The Unsung Hero of Studio Marketing: Email
I always have a chuckle when I hear people say that “email is dead.” In my own studio business, that couldn’t be further from the truth. In fact, I lovingly refer to email as my “golden goose.” Whenever I want to sell quickly, it’s my go-to strategy. The “why” is really simple: your email list is a group of customers that you already have a relationship with.
I always have a chuckle when I hear people say that “email is dead.” In my own studio business, that couldn’t be further from the truth.
In fact, I lovingly refer to email as my “golden goose.” Whenever I want to sell quickly, it’s my go-to strategy. The “why” is really simple: your email list is a group of customers that you already have a relationship with. You don’t need to spend as much time building the ever-important “know, like and trust” factor — for the most part, your email list already knows, likes and trusts you. Unlike social media, customers are searching their inboxes for things to buy. The journey to the sale is much, much shorter.
One of the most powerful email strategies you can adopt is segmentation. It’s exactly what it sounds like: dividing your large email list into smaller chunks based on behavior (package holders vs. members, for example) or interests (beginners vs. vinyasa-flow lovers). It works so well because you can target customers with the type of messaging you know they want to hear from you. It effectively increases the potency of your marketing, since you’re sharing content that feels like it was made for the reader.
A few tips to keep your email marketing magical:
Lead with value
Every marketing email should have a clear Call to Action (more on that later) but it should still be fun to read. Always open with valuable content. Have a few tips or a recipe to share with your audience? How about a quick video posture demo? Perhaps you have a bit of video content laying around that can be repurposed into something fun to watch. Customers in 2021 are savvy: they want you to prove that you can help them by actually helping them. You need to earn the right to ask for the sale - you can do that by packing your messages with value.
Put the client first
Personal story has its time and place (like in the first email of your welcome sequence, ahem), but everyone has the same favorite topic: themselves. Instead of talking about your own experience, position your customer as the hero of your messaging. Tell a story about a client who transformed in your care, or better yet - have the client do it. The more you talk about the results you can help your clients achieve, the more powerful your messaging will be.
Break up the copy
Your high school English teacher will cringe, but it’s important that your reader doesn’t open your message and find a wall of text.
Instead of writing long, traditional paragraphs, try breaking up your copy. Two or three lines will do.
And don’t be afraid to throw caution to the wind and play around with sentence structure. We want your emails to sound professional, but there are a few grammar rules we can throw out the window. It’s important that your tone feel conversational and easy-to-read.

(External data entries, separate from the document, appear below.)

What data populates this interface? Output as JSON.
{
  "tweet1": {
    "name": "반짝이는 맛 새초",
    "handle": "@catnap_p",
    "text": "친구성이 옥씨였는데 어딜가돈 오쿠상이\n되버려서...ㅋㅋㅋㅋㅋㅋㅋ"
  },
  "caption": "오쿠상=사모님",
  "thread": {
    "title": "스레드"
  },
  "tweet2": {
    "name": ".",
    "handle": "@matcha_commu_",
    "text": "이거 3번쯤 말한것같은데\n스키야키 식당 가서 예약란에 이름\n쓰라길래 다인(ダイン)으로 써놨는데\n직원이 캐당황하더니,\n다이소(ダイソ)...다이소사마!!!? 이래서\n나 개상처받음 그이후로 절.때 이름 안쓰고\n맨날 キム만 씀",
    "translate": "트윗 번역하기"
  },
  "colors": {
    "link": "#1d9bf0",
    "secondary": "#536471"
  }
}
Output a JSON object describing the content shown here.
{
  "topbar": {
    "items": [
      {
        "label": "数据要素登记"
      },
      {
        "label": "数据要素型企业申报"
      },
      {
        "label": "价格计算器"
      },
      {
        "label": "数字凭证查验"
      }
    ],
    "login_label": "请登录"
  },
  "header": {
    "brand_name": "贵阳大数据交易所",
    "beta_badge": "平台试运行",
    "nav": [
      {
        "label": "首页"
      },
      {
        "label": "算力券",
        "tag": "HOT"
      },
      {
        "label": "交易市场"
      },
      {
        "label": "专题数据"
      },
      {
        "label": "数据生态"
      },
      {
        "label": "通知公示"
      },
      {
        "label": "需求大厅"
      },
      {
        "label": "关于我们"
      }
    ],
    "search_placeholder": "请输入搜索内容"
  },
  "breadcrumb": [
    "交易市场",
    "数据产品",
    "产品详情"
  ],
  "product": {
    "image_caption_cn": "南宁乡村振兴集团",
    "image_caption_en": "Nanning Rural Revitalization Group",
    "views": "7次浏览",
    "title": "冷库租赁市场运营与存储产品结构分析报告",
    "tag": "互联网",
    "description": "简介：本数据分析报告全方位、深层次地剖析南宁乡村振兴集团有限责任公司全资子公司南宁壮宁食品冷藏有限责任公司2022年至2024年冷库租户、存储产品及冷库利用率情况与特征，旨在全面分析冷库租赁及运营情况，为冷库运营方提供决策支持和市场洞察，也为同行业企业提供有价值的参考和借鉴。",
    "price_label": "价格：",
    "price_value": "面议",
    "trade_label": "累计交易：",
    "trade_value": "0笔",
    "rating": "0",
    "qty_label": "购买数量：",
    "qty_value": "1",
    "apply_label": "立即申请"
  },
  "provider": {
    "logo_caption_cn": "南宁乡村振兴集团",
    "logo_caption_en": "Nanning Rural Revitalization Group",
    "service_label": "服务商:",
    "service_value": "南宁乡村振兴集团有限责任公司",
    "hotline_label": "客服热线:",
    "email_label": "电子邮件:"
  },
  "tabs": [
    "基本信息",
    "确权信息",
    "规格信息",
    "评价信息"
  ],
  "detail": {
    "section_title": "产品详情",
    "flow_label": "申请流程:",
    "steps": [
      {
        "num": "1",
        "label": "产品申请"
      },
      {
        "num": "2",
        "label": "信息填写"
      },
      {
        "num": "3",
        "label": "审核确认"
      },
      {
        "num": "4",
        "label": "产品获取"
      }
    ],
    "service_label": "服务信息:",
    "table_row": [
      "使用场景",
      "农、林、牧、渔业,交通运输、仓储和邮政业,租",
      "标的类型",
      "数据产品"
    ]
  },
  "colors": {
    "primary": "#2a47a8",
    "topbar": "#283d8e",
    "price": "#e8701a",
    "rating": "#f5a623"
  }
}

You can even start a sentence with “and.” See what I did there?
Deliver a strong Call to Action
Yes, you’re leading with value and yes, you’re telling a story, but we’re still talking about marketing emails. I can’t tell you how many times I’ve made it all the way to the end of an email, only to say to myself, “What do they want me to do?” Make it easy for your readers to say “yes.” Your Call to Action - or the button you ask your readers to push should be as clear as day. If at all possible, reduce the number of clicks it takes for your reader to get to the sale. The easier, the better.
Software that automates email and text message marketing is the one tech tool I’m constantly pushing on my clients. I realize it can seem like yet another expense, but this one is important. A software that finds clients with expiring packages, sends targeted messaging to new students, sends brand new leads through a funnel, and touches base with lapsed students will pay for itself in no time. And who doesn’t want to create more space in their day for tasks they love that fall within their “Zone of Genius?”
There I go starting a sentence with “and” again.
If you’d like to learn more about email marketing and automation, check out our latest Studionomics podcast episode: Email is (not) Dead with Barton Haddad from Brandbot.